Ben and I initially prepared for the presentation by sending out an email to the class. In the email, we asked the students to listen to the album over the weekend before the presentation on Monday. Then, we found a New York Times article that focused on the question: "Is music a form of literature?" We based our initial argument off of that idea, because contemporary artists such as Kendrick Lamar are not as respected in a literary setting as other authors and poets are, and that is very unfortunate. We continued to develop this argument by using other articles we went over in class and incorporating those into our presentation. Eventually, we had enough material to have a class discussion for over two hours. Luckily, the class was only an hour and fifteen minutes long. We finished preparing. We were ready.
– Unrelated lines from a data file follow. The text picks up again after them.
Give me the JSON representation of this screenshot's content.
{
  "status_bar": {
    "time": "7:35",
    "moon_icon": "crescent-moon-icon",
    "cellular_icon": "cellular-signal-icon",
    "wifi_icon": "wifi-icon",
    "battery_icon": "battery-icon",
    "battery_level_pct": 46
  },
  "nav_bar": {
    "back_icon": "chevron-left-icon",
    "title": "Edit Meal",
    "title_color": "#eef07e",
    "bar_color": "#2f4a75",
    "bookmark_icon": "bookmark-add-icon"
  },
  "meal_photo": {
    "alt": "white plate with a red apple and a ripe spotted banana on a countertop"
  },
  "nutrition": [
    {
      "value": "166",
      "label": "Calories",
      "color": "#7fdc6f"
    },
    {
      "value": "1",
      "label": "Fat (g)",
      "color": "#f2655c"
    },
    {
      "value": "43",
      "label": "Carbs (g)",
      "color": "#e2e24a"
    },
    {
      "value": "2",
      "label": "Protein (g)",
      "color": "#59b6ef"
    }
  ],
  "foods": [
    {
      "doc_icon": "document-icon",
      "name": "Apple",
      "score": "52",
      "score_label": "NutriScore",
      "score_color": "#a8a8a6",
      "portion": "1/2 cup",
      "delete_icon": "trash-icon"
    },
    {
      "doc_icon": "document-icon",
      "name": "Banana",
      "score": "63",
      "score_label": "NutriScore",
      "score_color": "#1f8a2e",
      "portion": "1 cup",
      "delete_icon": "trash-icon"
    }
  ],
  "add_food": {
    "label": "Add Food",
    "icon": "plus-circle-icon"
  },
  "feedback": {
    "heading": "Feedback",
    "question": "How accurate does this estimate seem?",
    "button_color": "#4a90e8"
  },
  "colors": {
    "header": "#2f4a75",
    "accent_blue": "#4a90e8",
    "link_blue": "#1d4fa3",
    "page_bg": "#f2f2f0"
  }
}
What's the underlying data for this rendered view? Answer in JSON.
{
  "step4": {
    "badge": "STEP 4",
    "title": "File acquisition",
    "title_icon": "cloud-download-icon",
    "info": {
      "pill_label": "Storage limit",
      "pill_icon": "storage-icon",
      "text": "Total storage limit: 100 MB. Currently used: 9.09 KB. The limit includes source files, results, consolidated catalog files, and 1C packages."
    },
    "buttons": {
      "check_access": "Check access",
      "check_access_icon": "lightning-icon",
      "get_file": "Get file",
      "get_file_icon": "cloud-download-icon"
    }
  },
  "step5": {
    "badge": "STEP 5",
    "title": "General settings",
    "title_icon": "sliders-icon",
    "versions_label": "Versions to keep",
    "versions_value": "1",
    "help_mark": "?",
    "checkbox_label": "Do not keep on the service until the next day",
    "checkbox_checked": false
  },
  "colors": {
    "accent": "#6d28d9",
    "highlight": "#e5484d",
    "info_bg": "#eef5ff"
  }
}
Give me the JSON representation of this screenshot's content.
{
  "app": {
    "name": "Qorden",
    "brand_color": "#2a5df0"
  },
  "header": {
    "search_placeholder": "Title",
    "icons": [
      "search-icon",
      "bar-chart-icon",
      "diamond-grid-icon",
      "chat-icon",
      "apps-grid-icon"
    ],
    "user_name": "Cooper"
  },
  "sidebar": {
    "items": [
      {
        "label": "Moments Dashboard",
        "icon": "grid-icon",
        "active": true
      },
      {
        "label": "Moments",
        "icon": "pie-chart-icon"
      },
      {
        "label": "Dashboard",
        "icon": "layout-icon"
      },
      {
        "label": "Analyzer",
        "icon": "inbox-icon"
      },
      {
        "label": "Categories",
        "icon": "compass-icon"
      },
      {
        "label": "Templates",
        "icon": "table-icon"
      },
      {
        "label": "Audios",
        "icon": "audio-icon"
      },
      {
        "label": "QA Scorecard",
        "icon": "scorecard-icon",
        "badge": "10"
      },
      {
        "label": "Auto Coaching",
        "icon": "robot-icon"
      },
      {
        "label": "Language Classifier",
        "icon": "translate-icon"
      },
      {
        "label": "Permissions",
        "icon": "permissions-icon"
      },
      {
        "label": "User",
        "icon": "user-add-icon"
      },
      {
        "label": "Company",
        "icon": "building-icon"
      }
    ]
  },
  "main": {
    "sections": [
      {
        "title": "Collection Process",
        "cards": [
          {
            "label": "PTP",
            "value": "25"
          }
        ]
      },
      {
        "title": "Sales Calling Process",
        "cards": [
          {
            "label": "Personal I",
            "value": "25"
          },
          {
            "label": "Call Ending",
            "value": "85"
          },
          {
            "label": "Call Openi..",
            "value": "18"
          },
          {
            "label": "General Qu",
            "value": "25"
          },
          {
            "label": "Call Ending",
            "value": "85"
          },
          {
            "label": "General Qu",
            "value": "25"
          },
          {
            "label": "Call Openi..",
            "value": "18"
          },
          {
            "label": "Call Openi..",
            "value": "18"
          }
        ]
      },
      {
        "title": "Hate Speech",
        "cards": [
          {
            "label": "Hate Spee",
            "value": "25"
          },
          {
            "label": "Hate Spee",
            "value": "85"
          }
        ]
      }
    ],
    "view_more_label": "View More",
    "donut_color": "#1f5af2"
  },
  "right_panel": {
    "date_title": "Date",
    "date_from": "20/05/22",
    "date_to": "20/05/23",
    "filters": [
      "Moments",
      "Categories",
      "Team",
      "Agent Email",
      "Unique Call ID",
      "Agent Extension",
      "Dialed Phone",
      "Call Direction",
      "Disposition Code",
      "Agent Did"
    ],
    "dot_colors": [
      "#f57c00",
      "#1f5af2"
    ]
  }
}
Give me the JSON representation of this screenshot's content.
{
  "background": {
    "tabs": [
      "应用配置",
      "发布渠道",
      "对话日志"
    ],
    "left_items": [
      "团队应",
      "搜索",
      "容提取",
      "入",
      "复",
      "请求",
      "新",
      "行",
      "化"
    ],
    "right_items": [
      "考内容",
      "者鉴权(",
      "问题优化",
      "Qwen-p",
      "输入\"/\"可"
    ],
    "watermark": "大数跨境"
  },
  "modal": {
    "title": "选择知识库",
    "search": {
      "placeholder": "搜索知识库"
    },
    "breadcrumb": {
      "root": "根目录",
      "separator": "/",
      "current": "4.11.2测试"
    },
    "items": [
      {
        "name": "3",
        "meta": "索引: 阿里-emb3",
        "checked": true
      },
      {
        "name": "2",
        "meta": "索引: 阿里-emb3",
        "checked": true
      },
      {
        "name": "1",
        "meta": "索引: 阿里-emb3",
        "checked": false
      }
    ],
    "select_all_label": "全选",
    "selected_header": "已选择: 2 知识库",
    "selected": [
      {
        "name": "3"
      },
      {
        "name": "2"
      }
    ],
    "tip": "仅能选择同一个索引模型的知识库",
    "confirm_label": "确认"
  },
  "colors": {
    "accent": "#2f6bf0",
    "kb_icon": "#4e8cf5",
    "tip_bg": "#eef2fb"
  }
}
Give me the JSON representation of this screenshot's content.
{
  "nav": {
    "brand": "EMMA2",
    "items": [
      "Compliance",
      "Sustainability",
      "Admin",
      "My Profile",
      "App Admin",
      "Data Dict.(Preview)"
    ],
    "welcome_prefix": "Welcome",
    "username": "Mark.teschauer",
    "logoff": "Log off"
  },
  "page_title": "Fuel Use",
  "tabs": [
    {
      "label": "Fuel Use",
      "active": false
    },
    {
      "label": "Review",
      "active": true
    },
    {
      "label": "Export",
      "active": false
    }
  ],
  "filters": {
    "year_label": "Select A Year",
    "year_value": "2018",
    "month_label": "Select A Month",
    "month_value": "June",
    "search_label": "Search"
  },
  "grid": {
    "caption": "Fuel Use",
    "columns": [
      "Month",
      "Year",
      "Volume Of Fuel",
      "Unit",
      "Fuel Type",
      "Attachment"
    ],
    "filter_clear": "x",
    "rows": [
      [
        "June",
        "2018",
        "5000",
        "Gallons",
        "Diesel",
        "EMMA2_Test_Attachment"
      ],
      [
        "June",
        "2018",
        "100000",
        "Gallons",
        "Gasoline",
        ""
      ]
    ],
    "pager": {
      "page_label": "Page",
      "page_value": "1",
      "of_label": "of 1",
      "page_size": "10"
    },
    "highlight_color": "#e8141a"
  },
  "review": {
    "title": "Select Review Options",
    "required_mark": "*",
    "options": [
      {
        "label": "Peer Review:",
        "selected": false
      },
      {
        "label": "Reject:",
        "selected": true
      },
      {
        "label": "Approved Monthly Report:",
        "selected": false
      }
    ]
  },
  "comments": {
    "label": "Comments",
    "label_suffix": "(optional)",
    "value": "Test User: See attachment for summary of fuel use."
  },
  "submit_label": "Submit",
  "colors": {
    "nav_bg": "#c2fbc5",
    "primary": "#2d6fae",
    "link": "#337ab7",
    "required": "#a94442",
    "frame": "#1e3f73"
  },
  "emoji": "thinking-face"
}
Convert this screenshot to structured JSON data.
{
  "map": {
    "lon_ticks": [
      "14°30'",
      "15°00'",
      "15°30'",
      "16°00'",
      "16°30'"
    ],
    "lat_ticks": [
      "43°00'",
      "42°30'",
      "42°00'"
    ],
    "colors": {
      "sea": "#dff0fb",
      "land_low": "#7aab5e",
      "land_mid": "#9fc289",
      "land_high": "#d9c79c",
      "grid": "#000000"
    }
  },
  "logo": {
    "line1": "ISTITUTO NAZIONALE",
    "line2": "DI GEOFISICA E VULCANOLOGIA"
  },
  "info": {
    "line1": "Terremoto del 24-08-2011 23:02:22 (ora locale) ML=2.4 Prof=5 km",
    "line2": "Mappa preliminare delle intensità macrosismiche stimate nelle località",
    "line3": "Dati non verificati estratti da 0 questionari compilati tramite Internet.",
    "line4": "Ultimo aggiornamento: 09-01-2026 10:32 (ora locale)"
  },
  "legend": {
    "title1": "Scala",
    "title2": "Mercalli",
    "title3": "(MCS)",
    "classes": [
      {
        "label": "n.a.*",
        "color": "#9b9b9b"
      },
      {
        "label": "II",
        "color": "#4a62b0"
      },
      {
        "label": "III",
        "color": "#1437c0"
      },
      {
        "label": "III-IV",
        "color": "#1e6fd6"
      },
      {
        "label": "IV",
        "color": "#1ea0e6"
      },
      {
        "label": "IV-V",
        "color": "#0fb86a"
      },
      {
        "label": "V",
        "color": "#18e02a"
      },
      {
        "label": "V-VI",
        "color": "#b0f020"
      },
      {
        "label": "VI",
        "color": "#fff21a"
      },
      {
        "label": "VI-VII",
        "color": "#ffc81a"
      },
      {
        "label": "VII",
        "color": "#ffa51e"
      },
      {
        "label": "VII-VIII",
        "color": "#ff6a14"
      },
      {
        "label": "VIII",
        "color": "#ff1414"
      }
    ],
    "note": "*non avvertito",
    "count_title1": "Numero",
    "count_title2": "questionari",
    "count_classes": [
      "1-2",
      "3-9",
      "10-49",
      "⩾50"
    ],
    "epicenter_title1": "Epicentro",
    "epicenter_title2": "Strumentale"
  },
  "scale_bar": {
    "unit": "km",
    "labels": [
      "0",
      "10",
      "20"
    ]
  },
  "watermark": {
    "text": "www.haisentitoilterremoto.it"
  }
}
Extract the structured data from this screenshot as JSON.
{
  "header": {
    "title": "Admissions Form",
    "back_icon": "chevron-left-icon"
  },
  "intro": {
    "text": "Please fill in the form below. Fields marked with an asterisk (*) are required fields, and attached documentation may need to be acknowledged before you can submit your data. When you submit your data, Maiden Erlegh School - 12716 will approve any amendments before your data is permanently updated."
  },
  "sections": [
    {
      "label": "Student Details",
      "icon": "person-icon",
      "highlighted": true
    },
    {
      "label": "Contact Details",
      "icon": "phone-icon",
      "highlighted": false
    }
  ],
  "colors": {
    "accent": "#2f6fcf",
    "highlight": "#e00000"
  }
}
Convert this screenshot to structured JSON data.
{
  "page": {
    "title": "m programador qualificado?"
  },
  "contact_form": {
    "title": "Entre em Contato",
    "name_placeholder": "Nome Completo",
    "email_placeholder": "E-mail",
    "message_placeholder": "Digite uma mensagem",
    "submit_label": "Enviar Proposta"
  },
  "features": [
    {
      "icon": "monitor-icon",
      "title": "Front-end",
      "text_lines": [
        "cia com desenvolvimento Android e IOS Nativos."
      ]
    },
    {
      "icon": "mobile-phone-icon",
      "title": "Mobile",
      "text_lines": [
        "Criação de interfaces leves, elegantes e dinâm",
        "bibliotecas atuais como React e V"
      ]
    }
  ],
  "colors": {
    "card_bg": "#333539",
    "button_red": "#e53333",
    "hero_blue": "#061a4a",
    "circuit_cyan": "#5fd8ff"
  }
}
Monday arrived. Was I knowledgeable on the subject? Absolutely! I'm a Kendrick Stan for crying out loud! I felt prepared for the presentation itself. I read all the articles we were going to use at least five times. I knew what we were going to discuss in class. I even knew what I was going to say. I still felt a little nervous, though. I eventually came to the conclusion that this nervousness happens to most people if not everyone before a presentation. I relaxed a liitle bit and got something to eat. Now that I had a full stomach, I felt more confident than ever.
I began my walk from North campus to Peters Hall, where my comparative literature class was located. I put my headphones in as I started walking. Guess what was playing? "To Pimp a Butterfly," of course. The excitement was building. I could not believe that this was happening. "I'm presenting this album to a college class. That's WILD," I thought to myself. I smiled during the entire walk to class. That never happens.
I walked into the classroom, and I talked to Professor Deppman before class started. Then Ben walks in with these impressive-looking speakers. He then looked at me and asked, "We gotta give the class the full experience, right?" I laughed, nodded, and shook his hand. We were going to play some songs from the album for the class. It was about to go down in this classroom today. The other students walked in and noticed the speakers as well. Most of them listened to the album over the weekend as we requested, and they enjoyed it. Quite a few of the students were already Kendrick fans, so that led me to believe that our class conversation was going to be even better than I had previously imagined.
Class started, and we started the presentation with the argument from the New York Times article. From there, we led a very interesting and wonderful class discussion. The students talked about how sampling in hip hop is similar to how authors use the work of other authors in order to create their own work. We also discussed the racial undertones of the album and how well it reflects American society. We listened to a few of the songs and talked about "To Pimp a Butterfly" as a literary work. It was a dream come true for me. The presentation became a success, and I walked out of class satisfied with giving my fellow classmates a wonderful learning experience at Oberlin College.